[TASK INSTRUCTIONS]
Your answer must be a single number: how many lines in the records below contain the word "value".

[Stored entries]
=-=-=-=-=
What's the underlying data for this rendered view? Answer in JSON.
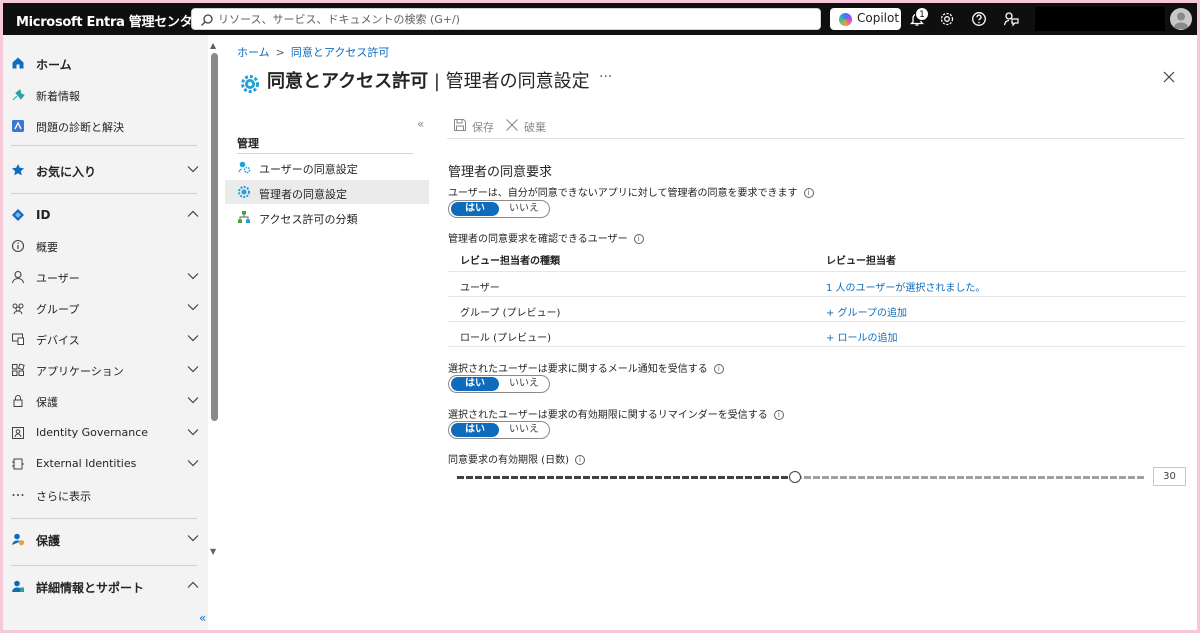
{
  "topbar": {
    "brand": "Microsoft Entra 管理センター",
    "search_placeholder": "リソース、サービス、ドキュメントの検索 (G+/)",
    "copilot_label": "Copilot",
    "notification_count": "1"
  },
  "leftnav": {
    "items": [
      {
        "label": "ホーム",
        "icon": "home-icon"
      },
      {
        "label": "新着情報",
        "icon": "whats-new-icon"
      },
      {
        "label": "問題の診断と解決",
        "icon": "diagnose-icon"
      },
      {
        "label": "お気に入り",
        "icon": "star-icon"
      },
      {
        "label": "ID",
        "icon": "identity-icon"
      },
      {
        "label": "概要",
        "icon": "info-icon"
      },
      {
        "label": "ユーザー",
        "icon": "user-icon"
      },
      {
        "label": "グループ",
        "icon": "group-icon"
      },
      {
        "label": "デバイス",
        "icon": "devices-icon"
      },
      {
        "label": "アプリケーション",
        "icon": "apps-icon"
      },
      {
        "label": "保護",
        "icon": "lock-icon"
      },
      {
        "label": "Identity Governance",
        "icon": "governance-icon"
      },
      {
        "label": "External Identities",
        "icon": "external-icon"
      },
      {
        "label": "さらに表示",
        "icon": "ellipsis-icon"
      },
      {
        "label": "保護",
        "icon": "protection-icon"
      },
      {
        "label": "詳細情報とサポート",
        "icon": "support-icon"
      }
    ],
    "collapse_glyph": "«"
  },
  "breadcrumb": {
    "home": "ホーム",
    "current": "同意とアクセス許可"
  },
  "page": {
    "title_main": "同意とアクセス許可",
    "title_sep": " | ",
    "title_sub": "管理者の同意設定",
    "more": "···"
  },
  "subnav": {
    "heading": "管理",
    "collapse_glyph": "«",
    "items": [
      {
        "label": "ユーザーの同意設定"
      },
      {
        "label": "管理者の同意設定"
      },
      {
        "label": "アクセス許可の分類"
      }
    ]
  },
  "toolbar": {
    "save_label": "保存",
    "discard_label": "破棄"
  },
  "content": {
    "section_title": "管理者の同意要求",
    "q1": "ユーザーは、自分が同意できないアプリに対して管理者の同意を要求できます",
    "reviewers_label": "管理者の同意要求を確認できるユーザー",
    "q_email": "選択されたユーザーは要求に関するメール通知を受信する",
    "q_reminder": "選択されたユーザーは要求の有効期限に関するリマインダーを受信する",
    "expiry_label": "同意要求の有効期限 (日数)",
    "toggle_yes": "はい",
    "toggle_no": "いいえ",
    "info_glyph": "i"
  },
  "reviewer_table": {
    "headers": [
      "レビュー担当者の種類",
      "レビュー担当者"
    ],
    "rows": [
      {
        "type": "ユーザー",
        "value": "1 人のユーザーが選択されました。"
      },
      {
        "type": "グループ (プレビュー)",
        "value": "+ グループの追加"
      },
      {
        "type": "ロール (プレビュー)",
        "value": "+ ロールの追加"
      }
    ]
  },
  "expiry": {
    "value": "30",
    "min": 1,
    "max": 60
  },
  "colors": {
    "accent": "#0f6cbd",
    "topbar": "#0f0f0f"
  }
}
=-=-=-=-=
[RESULT FOR THIS EXERCISE]
4